How to complete this task: For this exercise, reproduce the records exactly as they stand and do not carry any images over.

Segment Open

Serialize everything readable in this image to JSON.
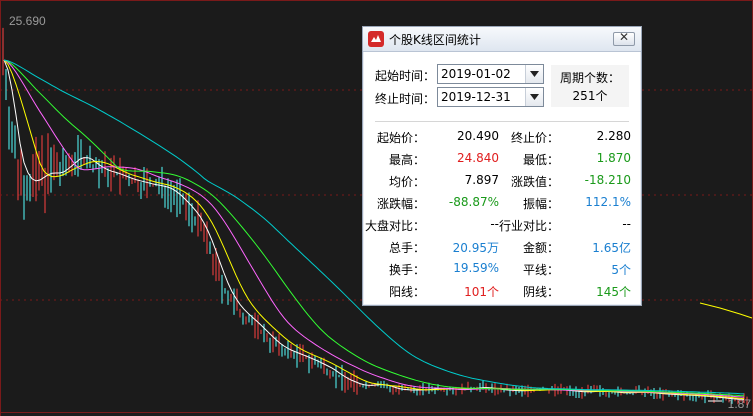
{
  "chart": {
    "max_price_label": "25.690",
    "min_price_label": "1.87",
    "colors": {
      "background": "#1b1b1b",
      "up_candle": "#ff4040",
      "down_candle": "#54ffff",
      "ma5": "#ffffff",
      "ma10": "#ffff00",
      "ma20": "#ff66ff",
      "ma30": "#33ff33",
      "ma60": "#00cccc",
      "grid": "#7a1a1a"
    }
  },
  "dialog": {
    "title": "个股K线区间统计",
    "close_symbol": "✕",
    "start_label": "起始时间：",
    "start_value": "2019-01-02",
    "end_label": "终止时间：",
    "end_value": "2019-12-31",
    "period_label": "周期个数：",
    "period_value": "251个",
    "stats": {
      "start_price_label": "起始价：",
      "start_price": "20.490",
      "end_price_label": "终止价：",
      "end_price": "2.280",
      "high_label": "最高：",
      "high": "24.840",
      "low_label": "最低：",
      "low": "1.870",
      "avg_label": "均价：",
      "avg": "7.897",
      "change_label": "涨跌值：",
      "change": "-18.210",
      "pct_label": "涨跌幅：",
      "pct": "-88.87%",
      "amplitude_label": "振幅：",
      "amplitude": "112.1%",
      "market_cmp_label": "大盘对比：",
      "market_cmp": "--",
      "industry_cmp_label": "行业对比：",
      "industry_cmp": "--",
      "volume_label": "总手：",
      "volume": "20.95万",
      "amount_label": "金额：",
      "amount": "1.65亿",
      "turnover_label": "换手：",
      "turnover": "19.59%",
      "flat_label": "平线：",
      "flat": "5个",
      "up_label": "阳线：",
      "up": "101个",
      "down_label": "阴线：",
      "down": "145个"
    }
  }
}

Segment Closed

Response area:
Serialize everything readable in this image to JSON.
{
  "chart": {
    "max_price_label": "25.690",
    "min_price_label": "1.87",
    "colors": {
      "background": "#1b1b1b",
      "up_candle": "#ff4040",
      "down_candle": "#54ffff",
      "ma5": "#ffffff",
      "ma10": "#ffff00",
      "ma20": "#ff66ff",
      "ma30": "#33ff33",
      "ma60": "#00cccc",
      "grid": "#7a1a1a"
    }
  },
  "dialog": {
    "title": "个股K线区间统计",
    "close_symbol": "✕",
    "start_label": "起始时间：",
    "start_value": "2019-01-02",
    "end_label": "终止时间：",
    "end_value": "2019-12-31",
    "period_label": "周期个数：",
    "period_value": "251个",
    "stats": {
      "start_price_label": "起始价：",
      "start_price": "20.490",
      "end_price_label": "终止价：",
      "end_price": "2.280",
      "high_label": "最高：",
      "high": "24.840",
      "low_label": "最低：",
      "low": "1.870",
      "avg_label": "均价：",
      "avg": "7.897",
      "change_label": "涨跌值：",
      "change": "-18.210",
      "pct_label": "涨跌幅：",
      "pct": "-88.87%",
      "amplitude_label": "振幅：",
      "amplitude": "112.1%",
      "market_cmp_label": "大盘对比：",
      "market_cmp": "--",
      "industry_cmp_label": "行业对比：",
      "industry_cmp": "--",
      "volume_label": "总手：",
      "volume": "20.95万",
      "amount_label": "金额：",
      "amount": "1.65亿",
      "turnover_label": "换手：",
      "turnover": "19.59%",
      "flat_label": "平线：",
      "flat": "5个",
      "up_label": "阳线：",
      "up": "101个",
      "down_label": "阴线：",
      "down": "145个"
    }
  }
}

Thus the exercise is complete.